[5] The first edition of Roderick, the Last of the Goths, published in 1814. BACK

[6] i.e. Tom Southey’s promotion. BACK

[7] The Admiralty had reformed the Royal Navy pension system, so that all sailors were entitled to a pension after 14 years service and all could demand their discharge after 21 years service, with a pension of at least 1s. per day. These measures were announced publicly in January 1815. Southey had advocated similar ideas in the Quarterly Review, 8 (December 1812), 353–354 (in his article on ‘the Poor’, 319–356). BACK

[8] Unidentified. BACK

[9] Scott’s The Lord of the Isles (1815). BACK

[10] Marmion (1808). BACK

[11] Scott’s Rokeby: A Poem (1813). For Southey’s reading of the poem; see Southey to Walter Scott, 13 January 1813, Letter 2203. He did, however, take a keen interest in its relative lack of popularity; see Southey to Thomas Southey, 20 January 1813, Letter 2208. BACK

[12] Southey’s posthumously published, and unfinished, ‘Oliver Newman’. BACK

[13] Letters from England, 3 vols (London, 1807), III, pp. 267–299. BACK

[14] In 1814 Joanna Southcott had announced that she was pregnant with Shiloh (Genesis 49: 10); see The Third Book of Wonders, Announcing the Coming of Shiloh (1814) and Prophecies Announcing the Birth of the Prince of Peace (1814). Her supposed condition excited tremendous public excitement and ridicule. She was examined by a number of doctors, whose findings were widely reported. Shiloh failed to appear and Southcott died on 27 December 1814. Her corpse was wrapped in flannel and kept warm for four days. Some of her followers believed that she could be resuscitated and Shiloh born. An autopsy was finally conducted on 31 December, and no foetus was found. Whilst some of her followers argued Shiloh had mysteriously disappeared, others present at the autopsy gave physical explanations for Southcott’s condition; see Peter Mathias, The Case of Johanna Southcott (1815). After her death, the Southcottians did fragment, though a core group remained loyal to her beliefs and protected the ‘great box’ of sealed prophecies. BACK
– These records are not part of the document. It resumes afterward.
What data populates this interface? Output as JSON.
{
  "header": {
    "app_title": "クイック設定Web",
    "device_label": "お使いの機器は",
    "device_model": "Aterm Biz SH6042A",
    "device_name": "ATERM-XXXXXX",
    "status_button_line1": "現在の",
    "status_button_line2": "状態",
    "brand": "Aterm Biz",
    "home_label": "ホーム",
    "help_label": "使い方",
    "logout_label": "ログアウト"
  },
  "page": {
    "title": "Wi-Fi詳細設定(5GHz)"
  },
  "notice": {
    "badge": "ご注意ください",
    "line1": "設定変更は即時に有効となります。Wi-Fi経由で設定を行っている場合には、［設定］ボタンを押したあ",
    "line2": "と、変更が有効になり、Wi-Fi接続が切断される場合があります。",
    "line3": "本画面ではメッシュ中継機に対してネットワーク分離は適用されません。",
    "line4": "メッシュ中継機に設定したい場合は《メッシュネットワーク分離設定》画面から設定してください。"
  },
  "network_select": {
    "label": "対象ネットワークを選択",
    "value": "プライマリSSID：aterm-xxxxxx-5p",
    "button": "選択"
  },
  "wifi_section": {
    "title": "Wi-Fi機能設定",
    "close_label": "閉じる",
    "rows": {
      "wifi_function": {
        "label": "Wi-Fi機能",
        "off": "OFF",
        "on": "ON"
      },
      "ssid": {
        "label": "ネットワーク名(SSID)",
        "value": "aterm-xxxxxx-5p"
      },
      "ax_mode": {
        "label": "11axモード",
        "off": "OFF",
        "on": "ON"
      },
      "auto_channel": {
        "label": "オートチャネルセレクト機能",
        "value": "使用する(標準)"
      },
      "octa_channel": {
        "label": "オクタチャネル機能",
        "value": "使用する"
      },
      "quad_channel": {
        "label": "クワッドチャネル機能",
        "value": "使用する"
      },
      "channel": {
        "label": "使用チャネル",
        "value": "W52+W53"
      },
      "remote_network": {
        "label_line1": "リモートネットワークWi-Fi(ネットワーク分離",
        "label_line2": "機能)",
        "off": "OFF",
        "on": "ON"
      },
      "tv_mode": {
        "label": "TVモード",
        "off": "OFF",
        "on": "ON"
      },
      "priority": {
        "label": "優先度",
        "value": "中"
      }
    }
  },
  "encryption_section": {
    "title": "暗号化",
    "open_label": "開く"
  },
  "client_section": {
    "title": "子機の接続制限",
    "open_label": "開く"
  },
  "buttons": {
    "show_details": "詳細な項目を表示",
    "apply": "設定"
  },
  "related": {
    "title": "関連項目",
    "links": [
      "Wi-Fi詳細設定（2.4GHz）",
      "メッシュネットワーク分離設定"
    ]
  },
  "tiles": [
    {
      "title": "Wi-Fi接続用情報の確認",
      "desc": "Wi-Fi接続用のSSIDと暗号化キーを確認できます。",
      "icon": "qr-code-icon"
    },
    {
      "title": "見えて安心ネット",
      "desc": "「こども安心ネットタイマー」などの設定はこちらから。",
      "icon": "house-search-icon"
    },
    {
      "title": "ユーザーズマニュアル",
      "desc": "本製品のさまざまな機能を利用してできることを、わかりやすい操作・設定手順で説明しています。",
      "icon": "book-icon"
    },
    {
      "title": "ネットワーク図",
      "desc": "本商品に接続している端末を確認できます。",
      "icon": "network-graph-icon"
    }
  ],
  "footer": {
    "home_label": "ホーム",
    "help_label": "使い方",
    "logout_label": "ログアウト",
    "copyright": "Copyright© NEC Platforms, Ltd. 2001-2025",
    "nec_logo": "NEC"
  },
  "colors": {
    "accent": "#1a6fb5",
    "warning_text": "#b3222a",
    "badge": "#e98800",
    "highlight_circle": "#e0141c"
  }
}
[15] The Treaty of Ghent, signed on 24 December 1814, had ended the war between the United Kingdom and the United States. Many New Englanders had opposed the war and they gained little from the Treaty, which largely restored the situation of 1812. In particular, New England ships did not gain access to the Newfoundland fisheries. BACK

[16] A ten-mile long sandbank in the English Channel. It was notorious amongst sailors as a site of numerous shipwrecks. BACK

[17] i.e about 20–21 March 1815. BACK

Published @ RC

August 2013